It is hit by, at least, one major natural or manmade disaster every year resulting in heavy loss to life and property.
Notwithstanding our efforts to predict disasters, there is no doubt, that we cannot stop them from occurring but with advanced technology and skilled manpower, we could reduce and minimize their magnitude of destruction.
And, for doing so, we need a viable and efficient disaster management system.
The PMO needs to pay heed to the warnings and make plans for disaster management in the vulnerable Himalayan States much before calamity befalls.
However the ground reality suggests that managing a disaster has always proven to be, in itself, a disaster.
The nuclear radiation leakage in Japan, the Fukushima crisis, the frightening phases of swine flu, Dengue fever, etc, are just to mention a few instances, which revealed the actual position and credibility of country’s ability and preparedness to combat such disasters.
According to a report all the states and Union Territories in India are prone to disasters like earthquakes, cyclones, floods, and draughts.
Hence each time a tragedy strikes the country; it exposes the Centre’s inefficient and outdated disaster management policy.
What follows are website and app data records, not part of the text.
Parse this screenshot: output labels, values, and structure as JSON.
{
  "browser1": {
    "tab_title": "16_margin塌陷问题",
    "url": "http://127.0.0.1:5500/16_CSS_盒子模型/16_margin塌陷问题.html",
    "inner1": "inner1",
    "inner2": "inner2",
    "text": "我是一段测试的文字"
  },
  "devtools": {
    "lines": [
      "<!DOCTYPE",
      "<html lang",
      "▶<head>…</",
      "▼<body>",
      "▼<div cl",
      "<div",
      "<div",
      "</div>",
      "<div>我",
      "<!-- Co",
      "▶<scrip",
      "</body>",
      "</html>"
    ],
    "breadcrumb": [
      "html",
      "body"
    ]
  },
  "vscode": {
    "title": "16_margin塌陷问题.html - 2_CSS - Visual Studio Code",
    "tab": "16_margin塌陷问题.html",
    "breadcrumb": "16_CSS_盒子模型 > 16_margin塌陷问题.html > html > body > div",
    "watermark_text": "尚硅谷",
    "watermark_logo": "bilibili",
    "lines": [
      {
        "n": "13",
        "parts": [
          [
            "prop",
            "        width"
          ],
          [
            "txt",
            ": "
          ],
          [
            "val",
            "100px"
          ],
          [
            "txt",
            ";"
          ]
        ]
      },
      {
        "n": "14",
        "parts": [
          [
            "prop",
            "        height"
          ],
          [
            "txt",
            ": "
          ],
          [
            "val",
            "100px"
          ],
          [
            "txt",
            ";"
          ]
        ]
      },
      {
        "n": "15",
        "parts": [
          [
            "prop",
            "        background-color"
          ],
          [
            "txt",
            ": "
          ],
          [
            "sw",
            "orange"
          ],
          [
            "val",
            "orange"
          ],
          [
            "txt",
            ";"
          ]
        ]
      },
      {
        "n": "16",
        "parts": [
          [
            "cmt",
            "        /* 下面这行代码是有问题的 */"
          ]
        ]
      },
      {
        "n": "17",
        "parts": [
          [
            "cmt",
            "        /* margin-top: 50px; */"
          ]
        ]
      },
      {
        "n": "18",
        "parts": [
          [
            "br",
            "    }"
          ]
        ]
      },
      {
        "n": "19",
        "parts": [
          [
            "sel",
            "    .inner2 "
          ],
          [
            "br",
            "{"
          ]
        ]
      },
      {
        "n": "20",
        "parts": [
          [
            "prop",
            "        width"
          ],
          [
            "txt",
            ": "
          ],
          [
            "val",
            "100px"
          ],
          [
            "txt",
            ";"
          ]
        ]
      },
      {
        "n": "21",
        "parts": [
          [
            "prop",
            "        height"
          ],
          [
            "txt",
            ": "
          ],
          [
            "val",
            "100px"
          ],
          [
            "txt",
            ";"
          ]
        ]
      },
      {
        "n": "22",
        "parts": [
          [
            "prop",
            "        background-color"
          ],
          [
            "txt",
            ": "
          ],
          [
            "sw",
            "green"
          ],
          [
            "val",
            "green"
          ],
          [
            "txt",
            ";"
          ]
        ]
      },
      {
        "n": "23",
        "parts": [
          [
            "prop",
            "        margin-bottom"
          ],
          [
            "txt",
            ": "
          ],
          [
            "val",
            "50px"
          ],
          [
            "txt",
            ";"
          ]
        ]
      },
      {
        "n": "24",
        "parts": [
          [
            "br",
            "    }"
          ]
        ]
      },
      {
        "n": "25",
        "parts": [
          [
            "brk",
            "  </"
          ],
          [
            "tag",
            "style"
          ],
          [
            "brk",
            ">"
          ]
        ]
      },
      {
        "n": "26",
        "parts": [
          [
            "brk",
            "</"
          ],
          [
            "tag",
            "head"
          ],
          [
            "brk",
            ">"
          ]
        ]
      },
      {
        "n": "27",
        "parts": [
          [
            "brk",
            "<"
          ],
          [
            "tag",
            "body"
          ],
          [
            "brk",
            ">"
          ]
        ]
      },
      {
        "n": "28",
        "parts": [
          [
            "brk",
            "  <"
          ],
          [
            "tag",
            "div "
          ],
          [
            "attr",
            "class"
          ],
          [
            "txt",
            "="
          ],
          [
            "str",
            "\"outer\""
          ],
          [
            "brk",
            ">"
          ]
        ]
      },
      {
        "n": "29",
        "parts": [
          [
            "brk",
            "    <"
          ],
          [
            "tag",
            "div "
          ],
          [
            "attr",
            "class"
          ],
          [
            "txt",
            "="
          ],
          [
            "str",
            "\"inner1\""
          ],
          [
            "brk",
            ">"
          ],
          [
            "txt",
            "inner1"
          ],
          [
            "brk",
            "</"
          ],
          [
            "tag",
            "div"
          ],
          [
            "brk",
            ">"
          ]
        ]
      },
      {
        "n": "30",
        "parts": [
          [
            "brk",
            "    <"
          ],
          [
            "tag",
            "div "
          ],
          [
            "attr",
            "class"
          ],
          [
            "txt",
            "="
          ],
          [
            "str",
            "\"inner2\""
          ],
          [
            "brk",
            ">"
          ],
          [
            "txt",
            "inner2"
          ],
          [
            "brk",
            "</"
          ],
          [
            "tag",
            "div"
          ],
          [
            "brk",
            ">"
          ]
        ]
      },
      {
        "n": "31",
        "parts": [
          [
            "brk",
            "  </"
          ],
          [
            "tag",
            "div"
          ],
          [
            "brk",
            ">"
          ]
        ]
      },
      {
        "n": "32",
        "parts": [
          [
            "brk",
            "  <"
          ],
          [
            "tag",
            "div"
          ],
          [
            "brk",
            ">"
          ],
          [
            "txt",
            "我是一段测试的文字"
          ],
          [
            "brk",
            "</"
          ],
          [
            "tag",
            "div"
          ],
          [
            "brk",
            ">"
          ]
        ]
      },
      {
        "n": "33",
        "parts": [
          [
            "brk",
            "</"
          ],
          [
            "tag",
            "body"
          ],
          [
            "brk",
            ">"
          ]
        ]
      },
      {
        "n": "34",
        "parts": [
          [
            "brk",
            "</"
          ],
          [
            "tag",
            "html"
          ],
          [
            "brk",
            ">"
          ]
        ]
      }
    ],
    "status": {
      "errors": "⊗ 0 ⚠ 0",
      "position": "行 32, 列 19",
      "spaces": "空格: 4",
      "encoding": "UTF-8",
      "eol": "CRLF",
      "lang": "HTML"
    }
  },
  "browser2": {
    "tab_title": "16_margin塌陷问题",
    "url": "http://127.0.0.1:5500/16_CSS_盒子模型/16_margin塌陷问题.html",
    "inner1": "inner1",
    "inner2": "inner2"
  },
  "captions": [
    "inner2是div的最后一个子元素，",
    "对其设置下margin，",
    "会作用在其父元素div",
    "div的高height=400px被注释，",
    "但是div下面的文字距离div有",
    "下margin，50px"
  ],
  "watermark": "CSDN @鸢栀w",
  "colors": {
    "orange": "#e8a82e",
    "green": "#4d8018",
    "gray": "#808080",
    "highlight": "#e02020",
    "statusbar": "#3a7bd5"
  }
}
The earthquake that shook Gujarat on January 26, 2001 left at least 30,000 dead and millions homeless; the super cyclone Of Orissa in October 1999 caused heavy destruction to the life and property. The massive floods in Bihar, Assam and other states and drought conditions in Rajasthan led to immense starvation deaths across India. The snowstorms and the ferocious blizzard of Waltengo Nar in Qazigund in 2005 and the massive earthquake on October 8, 2005 rendered hundreds homeless.
It is in times like these that one couldn’t agree more with William D’Avenant, who said that
“Calamity is the perfect glass wherein we truly see and know ourselves.”
Moments of crisis make it mandatory for the State administration to prepare for any possible occurrence in the future.
A small ‘Disaster Management Cell’ in the Divisional Commissioners office has been set up to tackle such massive issues, reflecting where we stand when it comes to disaster management.
Disaster management has to be made a part of the curriculum and the subjects like ekistics and architecture need to be introduced in colleges besides giving a boost to professional Social work in State Universities.
Disaster management as a subject needs to be taught at graduate and post-graduate levels. Such courses will go a long way in preparing and producing an experienced group of people who can prepare masses to face disasters and calamities in future.
At the moment, IGNOU is the only University offering PG Diploma and certificate courses in disaster management, while other institutions offer no such courses.
The Centre can supplement its efforts by providing a major share of the financial support. Under the Calamity Relief Fund (CRF), started in 1991, the centre-state contribution has been pegged at 75:25.
While, the Indian Meteorological Department (IMD) provides assistance for monitoring rainfall and cyclone detection through ten cyclone detection radars located on the coast, what comes as a shocker, is that, the Centre water commission (CWC) which functions under Union Ministry of Water Resources, has a flood forecast system at more than 157 centres in India but has no flood forecasts for J&K.
Who is to be then held accountable for the lives lost?
While, technological and financial means alone are not enough to limit the damage caused by disasters, mitigation plans need to be put into place to deliver relief and initiate effective and timely rescue operations.
Having said this, one needs to be extra cautious post the floods as disaster always brings with it diseases, epidemics, etc. which the State needs to plan for and tackle efficiently.
With almost 6 lakh people stranded and 50,000 people rescued as of now, its kudos to our forces, – the Army, IAF, the police, local volunteers, and the ational Disaster Response Force (NDRF) who are trying their best to help the affected at the moment.Jammu and Kashmir Floods Information: Important Details
Emergency Army Helpline:(+91) 011-23019831 · (+91) 011-23322045
Home Ministry Helpline:(+91) 011-23093054 · (+91) 011-23092763
NDRF Control Room:(+91) 011-26107953 · (+91) 0-9711077372